Another important element in the move toward greater technology engagement during the pandemic was an increased level of adoption by clients, says Dan Smolilo, director of process and innovation at The Walsh Group. During the pandemic, Smolilo says the company leaned on field management tools like BlueBeam, Procore, PlanGrid and BIM 360 to better document field data and improve collaboration with its partners. “You’re seeing a real shift now with owners,” he says. “We’re now talking with clients who are looking at doing digital twins. It’s pretty exciting to see that they want this.”
Smolilo shares that the use of drones for photogrammetry has gained significant traction. He notes that drone technology has advanced rapidly in recent years while also becoming more affordable.

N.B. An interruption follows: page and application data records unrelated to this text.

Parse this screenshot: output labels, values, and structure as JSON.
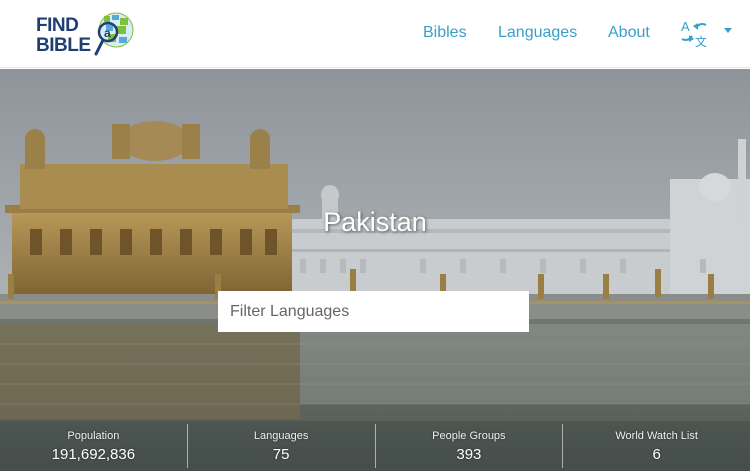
{
  "header": {
    "logo_line1": "FIND",
    "logo_line2": "BIBLE",
    "nav": {
      "bibles": "Bibles",
      "languages": "Languages",
      "about": "About"
    },
    "language_switch": {
      "glyph_latin": "A",
      "glyph_cjk": "文",
      "icon": "translate-icon",
      "dropdown_icon": "caret-down-icon"
    }
  },
  "hero": {
    "country": "Pakistan",
    "filter_placeholder": "Filter Languages"
  },
  "stats": [
    {
      "label": "Population",
      "value": "191,692,836"
    },
    {
      "label": "Languages",
      "value": "75"
    },
    {
      "label": "People Groups",
      "value": "393"
    },
    {
      "label": "World Watch List",
      "value": "6"
    }
  ],
  "colors": {
    "nav_link": "#3a9fc9",
    "logo_blue": "#1f3f73",
    "logo_green": "#7fbf3f"
  }
}
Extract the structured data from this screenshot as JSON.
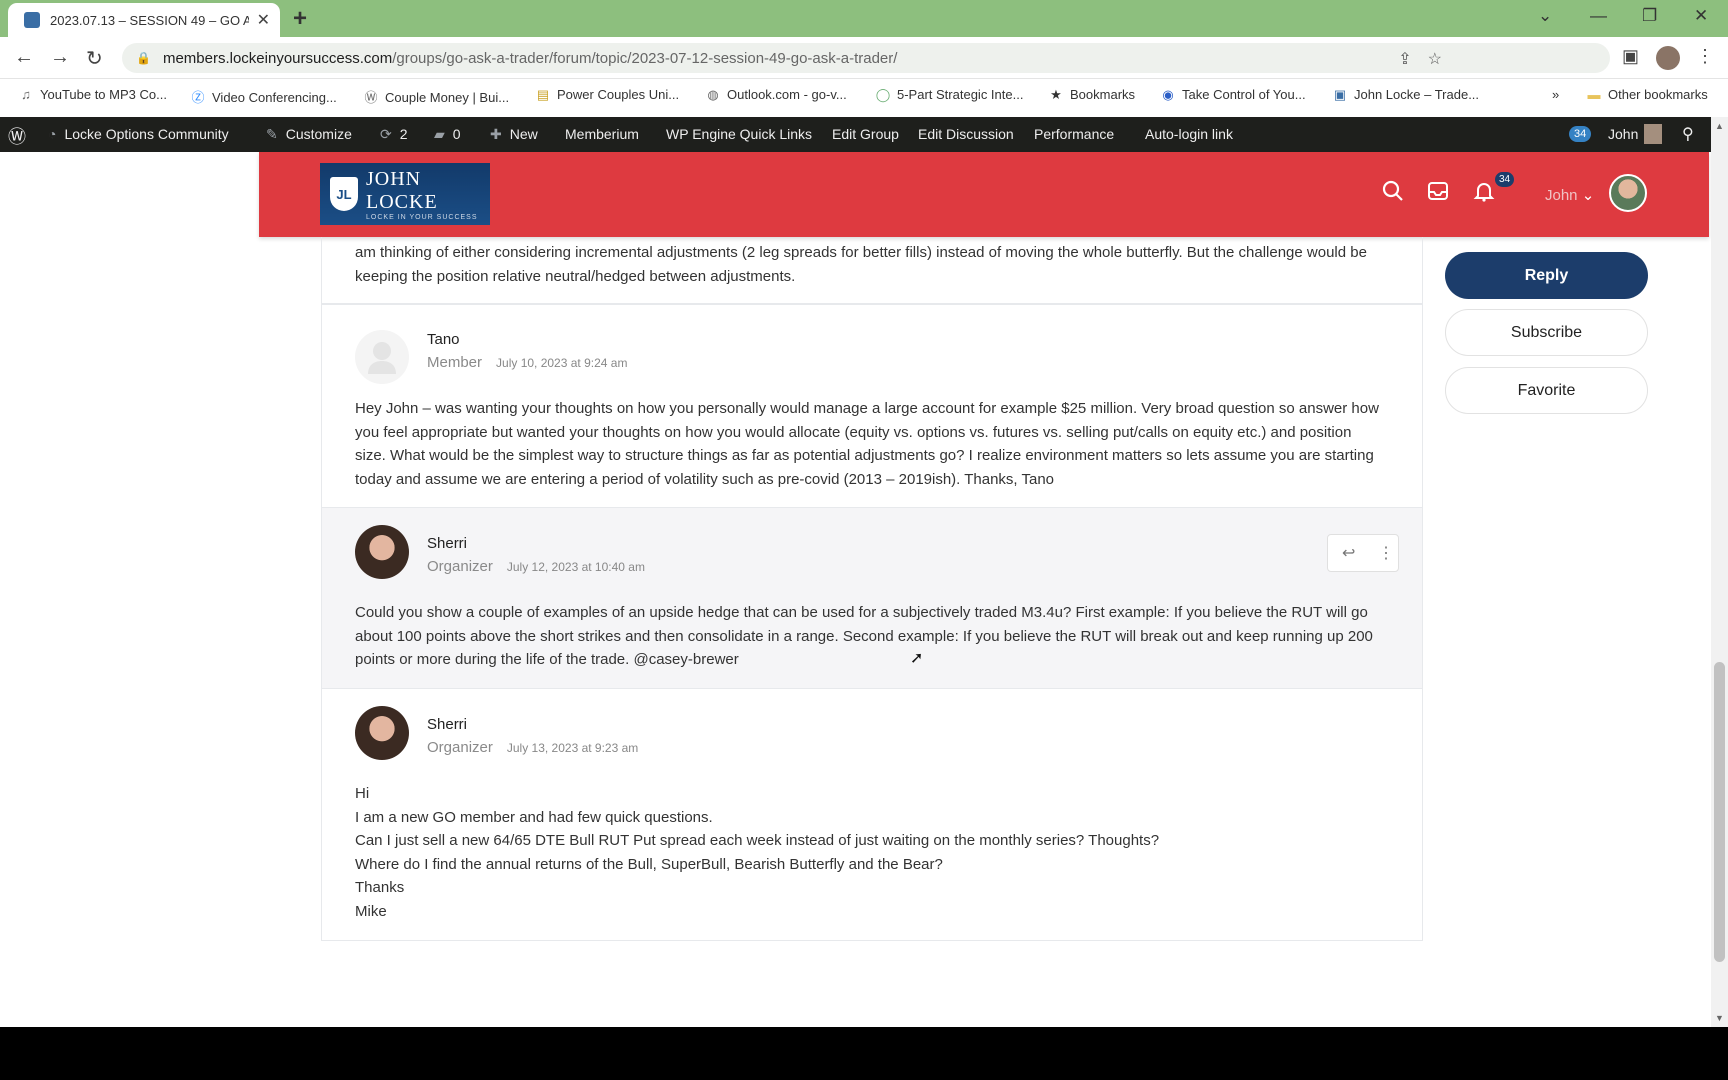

On a current interchange project for PennDOT, where the scope involves cutting into a hillside, the owner requested regular communication on quantities. “We use drones to take weekly site production photos,” he says. “Traditionally, by the time you’d survey all of that, a week has gone by, but now we’re able to leverage drones to do that quickly.”
On another project near Indianapolis, the company is using a Lidar attachment on a drone to collect data faster than with traditional methods.
“It’s all about reality capture—being able to capture the ongoing process and procedures to allow owners to be part of the conversation,” he says. “They can see things, without being onsite or even stepping out of their bathrobe in their apartment, if they want.”
Given concerns around infectious disease during the pandemic, companies also put a greater emphasis on its health and safety protocols. While COVID cases today are well below the winter peak, heightened awareness around health and hygiene remains, says Lauralee Heckman, spokesperson for Lane Construction. “Whether you’re working from home or the office or the jobsite, that [awareness] is ingrained in you,” she says. “The cleaning of our offices is definitely enhanced, and there are hand sanitizer stations that will remain everywhere.”
On Allan Myers jobsites, portable handwashing stations are standard and disinfecting wipes are now stock items, says Sandra Genter, the company’s HSE director. “Wiping down equipment between shifts with different operators and workers is just good practice,” she says. “That will stick around.”
Genter says managers and employees have generally changed their mindset around their own health as well as the health of their coworkers. “People are more willing to ask, ‘You look like you’re not feeling well. What’s going on?’” she says. “In the past no one would ask that. Now it’s at the forefront of people’s minds. It’s a more proactive approach.”
During the pandemic, elements of the company’s training programs also moved to a virtual environment. Instead of bringing large groups of workers together, the company may have an instructor teach a course virtually to smaller groups of employees in various locations. Each local session is proctored by an in-person health and safety professional. The company has used virtual learning for First Aid and CPR training as well as rigging.
“For our previous rigging classes, we’d load them up with 15 or 20 people,” she says. “With these satellite sessions and smaller groups around the regions, we could still conduct that training with minimal gathering and transportation.”
This article was published originally in The Civil Quarterly, 2021 Issue 3. The Civil Quarterly is a free, quarterly publications that offers research, interviews and feature articles on trends transforming the civil construction sector.